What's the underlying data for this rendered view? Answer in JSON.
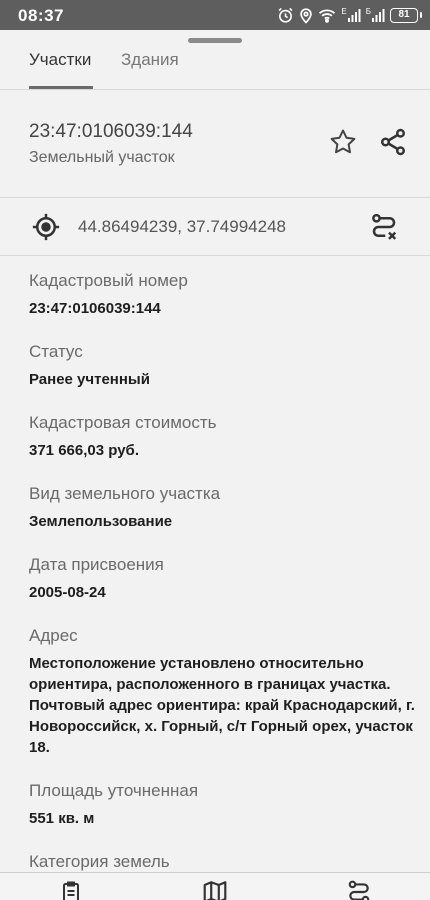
{
  "status_bar": {
    "time": "08:37",
    "network_e": "E",
    "network_b": "Б",
    "battery": "81",
    "icons": [
      "alarm-icon",
      "location-icon",
      "wifi-icon",
      "signal-icon",
      "signal-icon",
      "battery-icon"
    ]
  },
  "tabs": [
    {
      "label": "Участки",
      "active": true
    },
    {
      "label": "Здания",
      "active": false
    }
  ],
  "parcel": {
    "number": "23:47:0106039:144",
    "type": "Земельный участок",
    "actions": [
      "star-icon",
      "share-icon"
    ]
  },
  "coordinates": {
    "text": "44.86494239, 37.74994248",
    "icons": [
      "target-icon",
      "route-icon"
    ]
  },
  "fields": [
    {
      "label": "Кадастровый номер",
      "value": "23:47:0106039:144"
    },
    {
      "label": "Статус",
      "value": "Ранее учтенный"
    },
    {
      "label": "Кадастровая стоимость",
      "value": "371 666,03 руб."
    },
    {
      "label": "Вид земельного участка",
      "value": "Землепользование"
    },
    {
      "label": "Дата присвоения",
      "value": "2005-08-24"
    },
    {
      "label": "Адрес",
      "value": "Местоположение установлено относительно ориентира, расположенного в границах участка. Почтовый адрес ориентира: край Краснодарский, г. Новороссийск, х. Горный, с/т Горный орех, участок 18."
    },
    {
      "label": "Площадь уточненная",
      "value": "551 кв. м"
    },
    {
      "label": "Категория земель",
      "value": ""
    }
  ],
  "bottom_nav": [
    "clipboard-icon",
    "map-icon",
    "route-icon"
  ]
}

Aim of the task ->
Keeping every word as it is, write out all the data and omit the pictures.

Written solution ->
What's the underlying data for this rendered view? Answer in JSON.
{
  "status_bar": {
    "time": "08:37",
    "network_e": "E",
    "network_b": "Б",
    "battery": "81",
    "icons": [
      "alarm-icon",
      "location-icon",
      "wifi-icon",
      "signal-icon",
      "signal-icon",
      "battery-icon"
    ]
  },
  "tabs": [
    {
      "label": "Участки",
      "active": true
    },
    {
      "label": "Здания",
      "active": false
    }
  ],
  "parcel": {
    "number": "23:47:0106039:144",
    "type": "Земельный участок",
    "actions": [
      "star-icon",
      "share-icon"
    ]
  },
  "coordinates": {
    "text": "44.86494239, 37.74994248",
    "icons": [
      "target-icon",
      "route-icon"
    ]
  },
  "fields": [
    {
      "label": "Кадастровый номер",
      "value": "23:47:0106039:144"
    },
    {
      "label": "Статус",
      "value": "Ранее учтенный"
    },
    {
      "label": "Кадастровая стоимость",
      "value": "371 666,03 руб."
    },
    {
      "label": "Вид земельного участка",
      "value": "Землепользование"
    },
    {
      "label": "Дата присвоения",
      "value": "2005-08-24"
    },
    {
      "label": "Адрес",
      "value": "Местоположение установлено относительно ориентира, расположенного в границах участка. Почтовый адрес ориентира: край Краснодарский, г. Новороссийск, х. Горный, с/т Горный орех, участок 18."
    },
    {
      "label": "Площадь уточненная",
      "value": "551 кв. м"
    },
    {
      "label": "Категория земель",
      "value": ""
    }
  ],
  "bottom_nav": [
    "clipboard-icon",
    "map-icon",
    "route-icon"
  ]
}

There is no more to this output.